*Exercise objective*. Among the lines of the records, find all that carry the word "pages" and copy them.

*Excerpted records*.
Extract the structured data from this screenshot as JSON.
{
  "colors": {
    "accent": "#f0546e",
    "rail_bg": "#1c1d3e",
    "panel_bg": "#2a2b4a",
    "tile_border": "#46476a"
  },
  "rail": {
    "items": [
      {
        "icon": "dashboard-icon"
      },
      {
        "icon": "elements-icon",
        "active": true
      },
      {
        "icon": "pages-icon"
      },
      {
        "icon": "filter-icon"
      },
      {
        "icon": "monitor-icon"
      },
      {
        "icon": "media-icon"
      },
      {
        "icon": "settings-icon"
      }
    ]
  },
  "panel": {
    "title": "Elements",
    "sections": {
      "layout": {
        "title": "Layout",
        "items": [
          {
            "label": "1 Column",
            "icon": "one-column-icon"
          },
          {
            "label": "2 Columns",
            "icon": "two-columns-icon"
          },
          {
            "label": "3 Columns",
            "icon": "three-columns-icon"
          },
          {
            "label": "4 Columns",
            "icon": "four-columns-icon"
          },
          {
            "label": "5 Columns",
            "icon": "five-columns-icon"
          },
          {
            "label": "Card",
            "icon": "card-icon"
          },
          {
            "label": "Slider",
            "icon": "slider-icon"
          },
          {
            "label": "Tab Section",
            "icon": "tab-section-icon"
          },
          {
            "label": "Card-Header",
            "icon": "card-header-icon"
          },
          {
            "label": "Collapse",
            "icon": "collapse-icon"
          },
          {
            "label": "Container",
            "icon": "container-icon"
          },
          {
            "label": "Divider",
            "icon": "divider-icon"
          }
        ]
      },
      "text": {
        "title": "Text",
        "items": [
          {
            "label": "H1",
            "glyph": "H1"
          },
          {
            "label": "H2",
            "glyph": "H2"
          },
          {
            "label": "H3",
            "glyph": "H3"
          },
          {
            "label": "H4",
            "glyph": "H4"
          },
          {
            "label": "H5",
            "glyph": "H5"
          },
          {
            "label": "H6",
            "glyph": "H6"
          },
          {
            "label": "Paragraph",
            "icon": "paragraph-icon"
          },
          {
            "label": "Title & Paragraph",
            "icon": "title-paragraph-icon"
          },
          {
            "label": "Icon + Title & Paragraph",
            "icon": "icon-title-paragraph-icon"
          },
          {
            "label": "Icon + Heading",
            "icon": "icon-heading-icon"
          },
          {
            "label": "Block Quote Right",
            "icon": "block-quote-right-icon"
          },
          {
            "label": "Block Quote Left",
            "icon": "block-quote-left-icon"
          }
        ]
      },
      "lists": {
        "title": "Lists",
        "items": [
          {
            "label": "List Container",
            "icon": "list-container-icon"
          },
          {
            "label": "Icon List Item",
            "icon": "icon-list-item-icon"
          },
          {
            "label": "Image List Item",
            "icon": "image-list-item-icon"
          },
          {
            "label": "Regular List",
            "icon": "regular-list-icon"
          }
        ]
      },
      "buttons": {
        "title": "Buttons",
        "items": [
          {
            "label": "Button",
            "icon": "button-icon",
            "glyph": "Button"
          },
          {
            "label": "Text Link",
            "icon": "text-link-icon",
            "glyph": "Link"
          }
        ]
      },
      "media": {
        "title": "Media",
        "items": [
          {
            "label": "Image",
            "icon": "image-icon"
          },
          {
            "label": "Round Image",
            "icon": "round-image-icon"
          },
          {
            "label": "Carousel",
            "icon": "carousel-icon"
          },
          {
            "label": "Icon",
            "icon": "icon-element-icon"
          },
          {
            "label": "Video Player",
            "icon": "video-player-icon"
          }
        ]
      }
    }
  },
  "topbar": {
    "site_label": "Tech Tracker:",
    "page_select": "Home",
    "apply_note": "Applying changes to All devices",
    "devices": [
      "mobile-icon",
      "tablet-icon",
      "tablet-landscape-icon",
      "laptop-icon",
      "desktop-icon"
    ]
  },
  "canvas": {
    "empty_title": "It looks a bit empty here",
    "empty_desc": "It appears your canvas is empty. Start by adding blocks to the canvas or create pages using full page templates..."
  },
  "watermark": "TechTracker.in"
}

*Solution to this exercise*.
        "icon": "pages-icon"
    "empty_desc": "It appears your canvas is empty. Start by adding blocks to the canvas or create pages using full page templates..."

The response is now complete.